Ultra-thin flux tubes and nature of the reconnection region
The electron number density ne and its variation along the type-IIIdm-emitting loops (or flux tubes) is immediately known since it is directly related to the plasma frequency or its harmonic, which is 3.3-7x109 cm-3 assuming harmonic emission. The best-fit density scale height Ln=ne(-dne/dh)-1 of the flux tubes is ~40 Mm, corresponding to a temperature of 0.8 MK under the assumption of hydrostatic equilibrium.
Surprisingly, no trace of loop-like structures can be found along the type-IIIdm-burst trajectories against the background in any SDO/AIA EUV filters, implying that the column emission measure of the type-IIIdm-emitting loops is too small to result in detectable emission or absorption relative to the background. With the knowledge of the plasma density inside the flux tubes, the upper limit of the diameter of each electron-beam-conducting tube can be constrained to be only a few tens of kilometers. We conclude that these tubes are ultra-thin and occupied with over-dense cool plasmas. In such a situation plasma radiation at decimetric wavelengths can escape easily across these thin loops, a suggestion made by Arnold Benz.
Furthermore, the multitudes of discrete electrons beams linking to the reconnection region are observed to have access to spatially distinct flux tubes in < 1 s, which indicates that the reconnection region likely consists of a large number of discrete reconnection sites in a localized spatial volume. Our observations rather directly suggest a bursty reconnection scenario involving a localized reconnection region containing a distribution of many small-scale dynamically-evolving structures.
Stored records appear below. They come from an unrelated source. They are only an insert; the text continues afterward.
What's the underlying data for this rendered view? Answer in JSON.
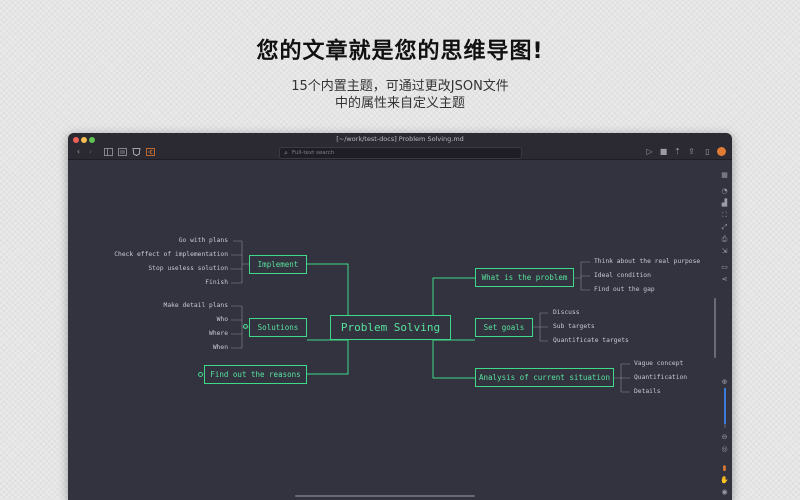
{
  "promo": {
    "headline": "您的文章就是您的思维导图!",
    "sub1": "15个内置主题，可通过更改JSON文件",
    "sub2": "中的属性来自定义主题"
  },
  "window": {
    "title": "[~/work/test-docs] Problem Solving.md",
    "search_placeholder": "Full-text search",
    "avatar_initial": "●"
  },
  "mindmap": {
    "root": "Problem Solving",
    "left_branches": [
      {
        "label": "Implement",
        "children": [
          "Go with plans",
          "Check effect of implementation",
          "Stop useless solution",
          "Finish"
        ]
      },
      {
        "label": "Solutions",
        "children": [
          "Make detail plans",
          "Who",
          "Where",
          "When"
        ]
      },
      {
        "label": "Find out the reasons",
        "children": []
      }
    ],
    "right_branches": [
      {
        "label": "What is the problem",
        "children": [
          "Think about the real purpose",
          "Ideal condition",
          "Find out the gap"
        ]
      },
      {
        "label": "Set goals",
        "children": [
          "Discuss",
          "Sub targets",
          "Quantificate targets"
        ]
      },
      {
        "label": "Analysis of current situation",
        "children": [
          "Vague concept",
          "Quantification",
          "Details"
        ]
      }
    ]
  },
  "colors": {
    "accent": "#3fd98a",
    "canvas_bg": "#33323f",
    "leaf_text": "#c9c9d2"
  }
}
Dynamic imaging spectroscopy of type IIIdm bursts with the VLA has allowed us to map the trajectories of electron beams produced by magnetic energy release during a coronal jet event. Electrons escaped along discrete, ultra-fine magnetic tubes into the upper atmosphere, producing the observed type IIIdm bursts. Downward-propagating electrons resulted in the observed HXR footpoint emission, which is closely associated with the type IIIdm bursts both temporally and spatially. Properties of the beam-conducting tubes have been deduced from the observations, including the plasma density and its variation over height, temperature, and the upper-limit of their diameter. The spatial scales in the reconnection region are likely 10s of km or less. We conclude that the magnetic energy release process is highly fragmentary and that the surrounding coronal medium is fibrous in nature.